The Labor Department is reportedly investigating the Texas and Oklahoma programs for potential violations of the Employee Retirement Income Security Act and the Occupational Safety and Health Administration Act.

The Labor Department believes that opt-out programs' immediate reporting requirement “discriminates against employees unfairly for reporting injuries,” Mr. Gillespie said, adding that the National Council on Compensation Insurance said that less than 20% of lost-time claims are reported on the date of the accident.

Oklahoma's opt-out law has been found to be unconstitutional, but employer Dillard's Inc. has filed an appeal.

Workers compensation systems generally give employees 30 days to report their injuries, but employers providing opt-out coverage can and should shorten that timeframe to one to three days, said Bill Minick, president of PartnerSource, a unit of Arthur J. Gallagher Risk Management Services Inc. in Dallas.

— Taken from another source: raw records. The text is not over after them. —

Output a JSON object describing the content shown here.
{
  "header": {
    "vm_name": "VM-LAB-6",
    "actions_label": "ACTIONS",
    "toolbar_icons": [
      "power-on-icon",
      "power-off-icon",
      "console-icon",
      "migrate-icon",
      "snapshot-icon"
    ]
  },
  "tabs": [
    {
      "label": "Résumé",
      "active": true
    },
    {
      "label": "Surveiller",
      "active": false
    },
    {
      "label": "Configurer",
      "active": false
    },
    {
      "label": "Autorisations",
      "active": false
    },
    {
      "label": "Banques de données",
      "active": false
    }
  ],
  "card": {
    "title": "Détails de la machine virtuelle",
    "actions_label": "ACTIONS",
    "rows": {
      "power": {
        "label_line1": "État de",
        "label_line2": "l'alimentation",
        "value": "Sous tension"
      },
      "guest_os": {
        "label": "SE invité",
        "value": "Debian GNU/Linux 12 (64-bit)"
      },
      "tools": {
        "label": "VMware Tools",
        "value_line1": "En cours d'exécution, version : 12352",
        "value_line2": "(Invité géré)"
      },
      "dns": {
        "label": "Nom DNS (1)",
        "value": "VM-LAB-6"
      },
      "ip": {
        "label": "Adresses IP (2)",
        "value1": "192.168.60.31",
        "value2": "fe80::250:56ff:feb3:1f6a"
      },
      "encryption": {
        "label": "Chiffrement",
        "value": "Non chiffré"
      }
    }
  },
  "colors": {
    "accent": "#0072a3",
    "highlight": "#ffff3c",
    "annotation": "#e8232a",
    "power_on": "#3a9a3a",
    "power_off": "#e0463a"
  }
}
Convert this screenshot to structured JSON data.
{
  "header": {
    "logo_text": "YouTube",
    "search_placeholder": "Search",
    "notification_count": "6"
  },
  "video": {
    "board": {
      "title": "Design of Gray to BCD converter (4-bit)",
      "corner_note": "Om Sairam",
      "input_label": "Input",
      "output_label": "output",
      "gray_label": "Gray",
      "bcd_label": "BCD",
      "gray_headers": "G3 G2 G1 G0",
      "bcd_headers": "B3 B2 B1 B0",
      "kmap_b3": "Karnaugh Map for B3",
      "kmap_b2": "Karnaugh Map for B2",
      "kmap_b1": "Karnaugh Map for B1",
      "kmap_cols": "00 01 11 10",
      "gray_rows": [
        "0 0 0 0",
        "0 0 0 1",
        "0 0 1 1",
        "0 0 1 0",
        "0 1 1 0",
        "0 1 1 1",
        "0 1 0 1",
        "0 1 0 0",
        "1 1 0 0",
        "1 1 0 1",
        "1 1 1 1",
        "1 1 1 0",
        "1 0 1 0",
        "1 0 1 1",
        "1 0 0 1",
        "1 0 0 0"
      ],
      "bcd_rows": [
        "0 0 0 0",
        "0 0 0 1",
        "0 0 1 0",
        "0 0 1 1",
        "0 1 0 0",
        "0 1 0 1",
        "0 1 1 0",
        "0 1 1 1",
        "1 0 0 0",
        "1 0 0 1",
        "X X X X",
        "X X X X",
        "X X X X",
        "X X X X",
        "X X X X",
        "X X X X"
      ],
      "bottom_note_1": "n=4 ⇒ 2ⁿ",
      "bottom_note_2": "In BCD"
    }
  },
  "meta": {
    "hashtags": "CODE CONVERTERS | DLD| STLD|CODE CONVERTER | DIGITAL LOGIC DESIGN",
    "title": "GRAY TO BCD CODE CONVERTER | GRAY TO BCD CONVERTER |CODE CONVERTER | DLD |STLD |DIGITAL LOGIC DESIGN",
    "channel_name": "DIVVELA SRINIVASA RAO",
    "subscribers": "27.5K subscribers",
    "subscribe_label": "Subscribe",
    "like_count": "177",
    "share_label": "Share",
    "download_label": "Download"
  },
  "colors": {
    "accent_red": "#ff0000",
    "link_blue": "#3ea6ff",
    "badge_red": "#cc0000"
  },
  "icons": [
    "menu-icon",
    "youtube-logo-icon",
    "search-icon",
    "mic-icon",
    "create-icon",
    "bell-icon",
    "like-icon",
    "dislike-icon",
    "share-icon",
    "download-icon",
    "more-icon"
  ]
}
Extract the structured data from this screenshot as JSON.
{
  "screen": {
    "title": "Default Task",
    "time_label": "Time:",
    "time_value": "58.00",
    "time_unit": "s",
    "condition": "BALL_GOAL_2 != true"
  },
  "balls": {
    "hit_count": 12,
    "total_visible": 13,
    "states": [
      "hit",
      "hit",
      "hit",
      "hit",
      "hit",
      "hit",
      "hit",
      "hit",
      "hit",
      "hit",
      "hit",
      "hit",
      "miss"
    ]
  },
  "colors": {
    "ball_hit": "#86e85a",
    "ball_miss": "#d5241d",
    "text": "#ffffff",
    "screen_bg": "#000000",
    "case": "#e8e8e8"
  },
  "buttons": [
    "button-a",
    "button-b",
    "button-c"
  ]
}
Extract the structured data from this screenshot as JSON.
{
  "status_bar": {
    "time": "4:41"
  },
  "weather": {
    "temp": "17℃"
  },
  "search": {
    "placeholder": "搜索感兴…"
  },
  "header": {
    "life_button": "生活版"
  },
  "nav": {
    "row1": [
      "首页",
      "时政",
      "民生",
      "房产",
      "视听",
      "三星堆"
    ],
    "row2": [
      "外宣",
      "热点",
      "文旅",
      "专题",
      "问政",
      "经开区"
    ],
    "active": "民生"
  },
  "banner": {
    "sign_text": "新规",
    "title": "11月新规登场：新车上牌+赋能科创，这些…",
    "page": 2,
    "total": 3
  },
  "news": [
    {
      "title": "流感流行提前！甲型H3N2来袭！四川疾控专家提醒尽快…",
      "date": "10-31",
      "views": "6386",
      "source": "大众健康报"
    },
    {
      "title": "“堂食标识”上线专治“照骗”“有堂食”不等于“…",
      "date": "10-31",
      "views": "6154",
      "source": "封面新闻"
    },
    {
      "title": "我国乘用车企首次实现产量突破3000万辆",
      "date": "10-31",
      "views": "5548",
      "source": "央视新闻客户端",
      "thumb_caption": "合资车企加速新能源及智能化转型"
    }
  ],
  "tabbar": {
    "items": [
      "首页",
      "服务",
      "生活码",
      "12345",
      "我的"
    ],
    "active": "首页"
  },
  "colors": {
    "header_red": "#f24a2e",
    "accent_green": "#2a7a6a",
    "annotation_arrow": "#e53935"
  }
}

“Why should we set the bar so far out there?” he asked. “Essentially, we've stripped away all employee accountability by trying to layer in bureaucracy and statutory leniency. We need to bring back accountability. The result is employees get faster care, you have a more timely investigation of the accident, you have valid drug and alcohol testing due to that earlier reporting and faster correction of unsafe conditions for co-workers. Those are the types of public policies we should be pursuing with respect to injury reporting.”

Proponents of opt-out alternatives “welcome (the department's) involvement and have encouraged it for 27 years,” Mr. Minick said. “But the fact is that even after the resolution of over a million claims in this environment over the past 20 years, not one complaint has ever been filed with the U.S. Department of Labor over those programs — even though employees received information on how to contact the DOL to file a complaint. That speaks volumes.”